Which leads to Russell’s remaining major explanation for the underwhelming character of our political leadership in recent years – that senior politicians seem to have forgotten what constitutes a real political legacy, and the art of effective public communication necessary to achieve it. In a useful addition to other engaging typologies of political motivation and behaviour – including Tony Benn’s ‘straight men’, ‘fixers’ and ‘maddies’; Manning Clark’s ‘enlargers’ and ‘straiteners’; and maybe my own ‘megalomaniacs and idealists’ – Russell suggests that every politician, and political leader, can be located on a continuum between ‘pleasers’ at one end, and ‘doers’ at the other, with only the doers capable of winning the kind of respect that leaves any lasting political legacy at all.
And he identifies as the most effective weapon of the doers, in creating and sustaining that legacy, an approach to political communication that treats its audiences as intelligent, preferences substance over soundbites and slogans, treats focus group opposition to a proposal as the beginning rather than the end of the argument and is indefatigable in pursuing that argument. He is right about all of that, and the depressing indifference to these principles by today’s leaders – and their advisers.
The question we are left with, of course, is whether any of this is remediable. Russell is probably right when he suggests that the current generation of politicians is not all that different from any other in their preoccupation with recognition, promotion, preselection and power. But none of those things will create good government without leadership and ministerial pools being constantly refreshed by men and women with raw talent, broad life experience beyond politics, and principled commitment to public goods. It is not self-evident that our political parties are doing enough to refresh that talent pool, either because of their blinkered approach to gender equality in the case of the Coalition, or their capture by careerist apparatchiks in the case of all of them. The parties that move fastest to address these deficiencies will be the best rewarded.

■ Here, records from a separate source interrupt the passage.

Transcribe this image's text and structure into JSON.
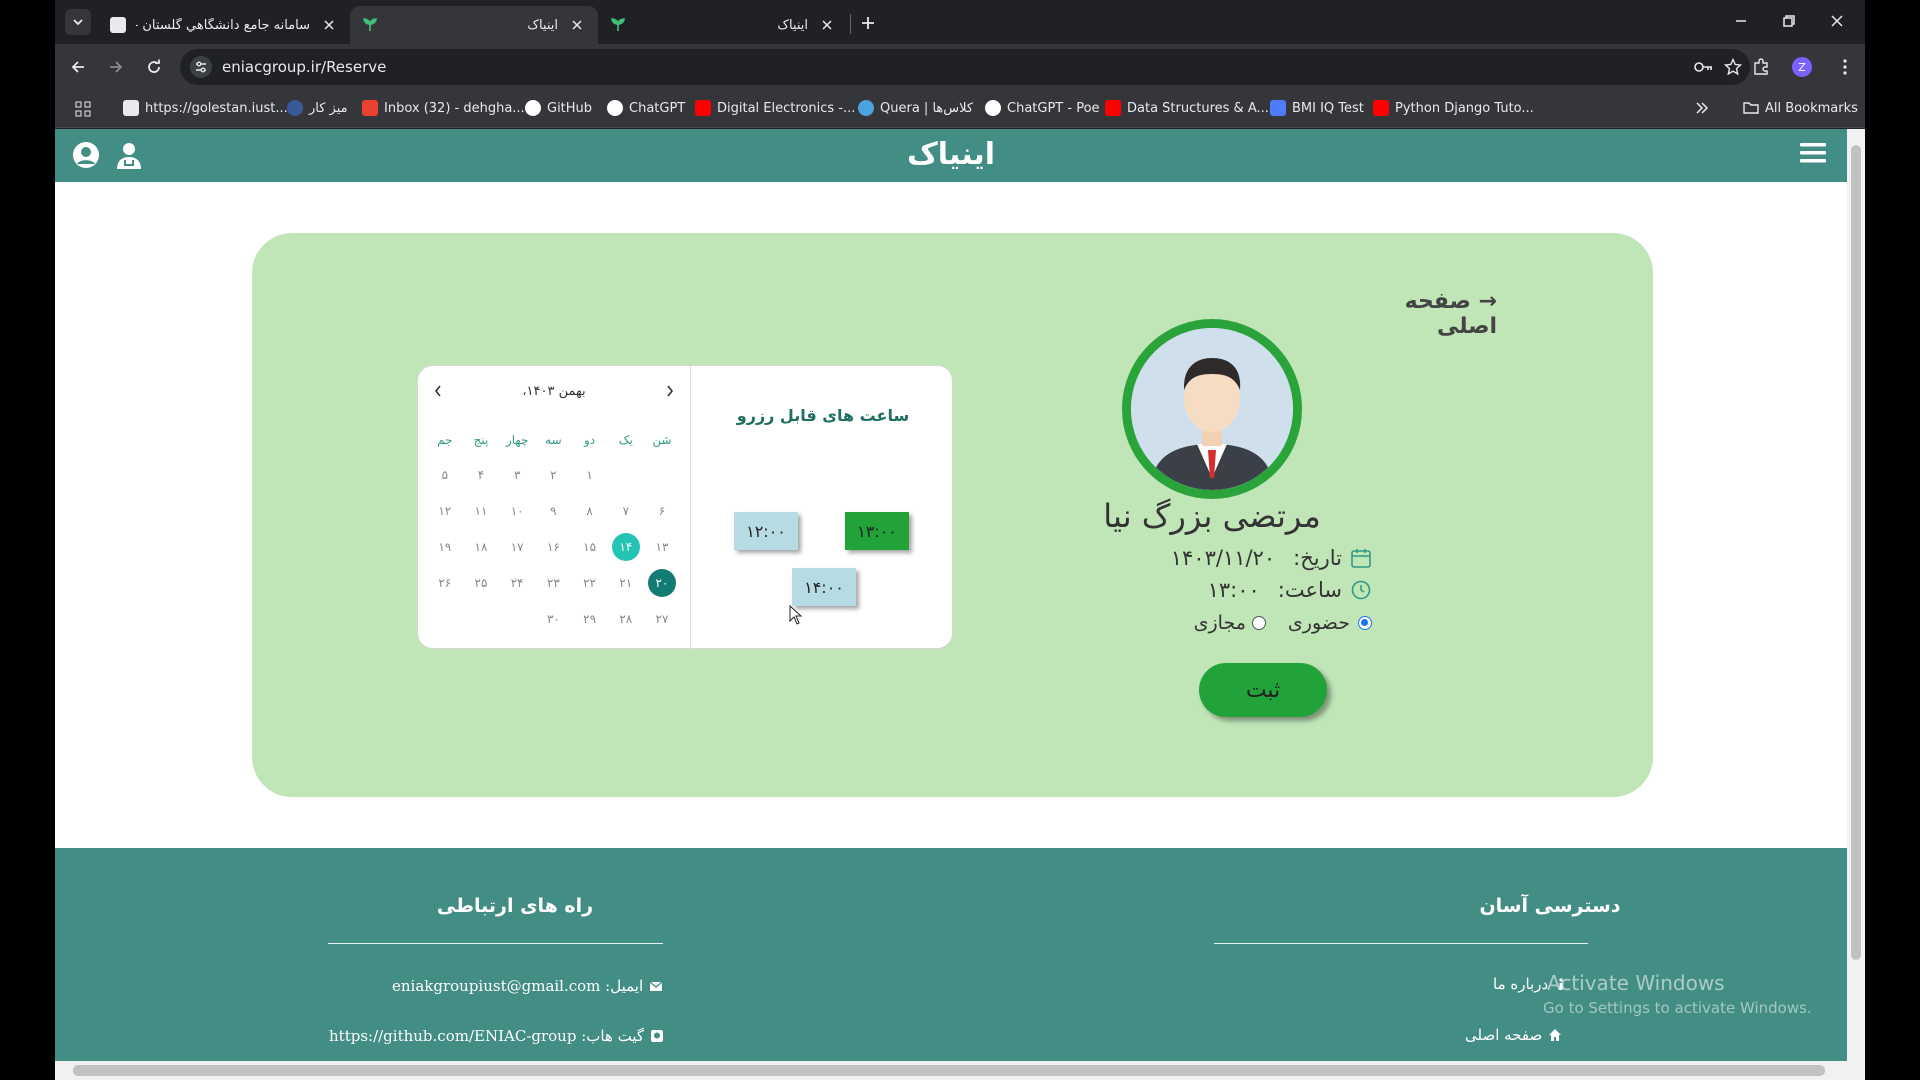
{
  "browser": {
    "tabs": [
      {
        "title": "سامانه جامع دانشگاهي گلستان -",
        "active": false
      },
      {
        "title": "اینیاک",
        "active": true
      },
      {
        "title": "اینیاک",
        "active": false
      }
    ],
    "url": "eniacgroup.ir/Reserve",
    "bookmarks": [
      {
        "label": "https://golestan.iust...",
        "color": "#e8eaed"
      },
      {
        "label": "میز کار",
        "color": "#3b5998"
      },
      {
        "label": "Inbox (32) - dehgha...",
        "color": "#ea4335"
      },
      {
        "label": "GitHub",
        "color": "#ffffff"
      },
      {
        "label": "ChatGPT",
        "color": "#ffffff"
      },
      {
        "label": "Digital Electronics -...",
        "color": "#ff0000"
      },
      {
        "label": "Quera | کلاس‌ها",
        "color": "#4aa3df"
      },
      {
        "label": "ChatGPT - Poe",
        "color": "#ffffff"
      },
      {
        "label": "Data Structures & A...",
        "color": "#ff0000"
      },
      {
        "label": "BMI IQ Test",
        "color": "#4f7cff"
      },
      {
        "label": "Python Django Tuto...",
        "color": "#ff0000"
      }
    ],
    "all_bookmarks": "All Bookmarks",
    "profile_initial": "Z"
  },
  "site": {
    "brand": "اینیاک",
    "back_link": "→ صفحه اصلی",
    "doctor_name": "مرتضی بزرگ نیا",
    "date_label": "تاریخ:",
    "date_value": "۱۴۰۳/۱۱/۲۰",
    "time_label": "ساعت:",
    "time_value": "۱۳:۰۰",
    "mode_in_person": "حضوری",
    "mode_virtual": "مجازی",
    "selected_mode": "in_person",
    "submit": "ثبت",
    "slots_title": "ساعت های قابل رزرو",
    "slots": [
      {
        "time": "۱۳:۰۰",
        "selected": true
      },
      {
        "time": "۱۲:۰۰",
        "selected": false
      },
      {
        "time": "۱۴:۰۰",
        "selected": false
      }
    ],
    "calendar": {
      "month_label": "بهمن ۱۴۰۳،",
      "weekdays": [
        "شن",
        "یک",
        "دو",
        "سه",
        "چهار",
        "پنج",
        "جم"
      ],
      "weeks": [
        [
          "",
          "",
          "۱",
          "۲",
          "۳",
          "۴",
          "۵"
        ],
        [
          "۶",
          "۷",
          "۸",
          "۹",
          "۱۰",
          "۱۱",
          "۱۲"
        ],
        [
          "۱۳",
          "۱۴",
          "۱۵",
          "۱۶",
          "۱۷",
          "۱۸",
          "۱۹"
        ],
        [
          "۲۰",
          "۲۱",
          "۲۲",
          "۲۳",
          "۲۴",
          "۲۵",
          "۲۶"
        ],
        [
          "۲۷",
          "۲۸",
          "۲۹",
          "۳۰",
          "",
          "",
          ""
        ]
      ],
      "today": "۱۴",
      "selected": "۲۰"
    },
    "footer": {
      "contact_title": "راه های ارتباطی",
      "email": "ایمیل: eniakgroupiust@gmail.com",
      "github": "گیت هاب: https://github.com/ENIAC-group",
      "access_title": "دسترسی آسان",
      "about": "درباره ما",
      "home": "صفحه اصلی"
    }
  },
  "os": {
    "watermark_title": "Activate Windows",
    "watermark_sub": "Go to Settings to activate Windows."
  },
  "colors": {
    "navbar": "#438e84",
    "card": "#c0e5b7",
    "accent_green": "#22a33a",
    "today": "#24c3b4",
    "selected_day": "#127c72"
  }
}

As to the public service, so central to Russell’s analysis, the big question is whether it has been so demoralized and hollowed out by the experience of the last few decades, so habituated to a covering-your-backside-at-all-costs culture since John Howard’s catastrophic politicization of the senior public service with his dismissal, on coming into office in 1996, of six highly capable departmental secretaries thought to have worked too closely with the Hawke-Keating Government, that it is no longer capable of fulfilling the multiple good-government roles that he properly assigns to it.
For those tempted to despair on all these fronts, Russell does identify – rightly – a skerrick of daylight in the way the public has reacted to government handling of the Covid crisis. Visible reliance on public service expertise is back in vogue. And for all the multiple challenges to effective public communication posed by the new social media environment – cut-through can no longer be guaranteed by Keating-style conquering of the Parliamentary press gallery alone – those State premiers who have taken the time and trouble, day after day, to offer not just spin and soundbites, but comprehensive and meaningful answers, to complex, difficult and sensitive questions have been getting highly visible political rewards.
These are slender reeds on which to build hopes for a return to the kind of national political leadership of which we can be genuinely proud. But they are about all we have.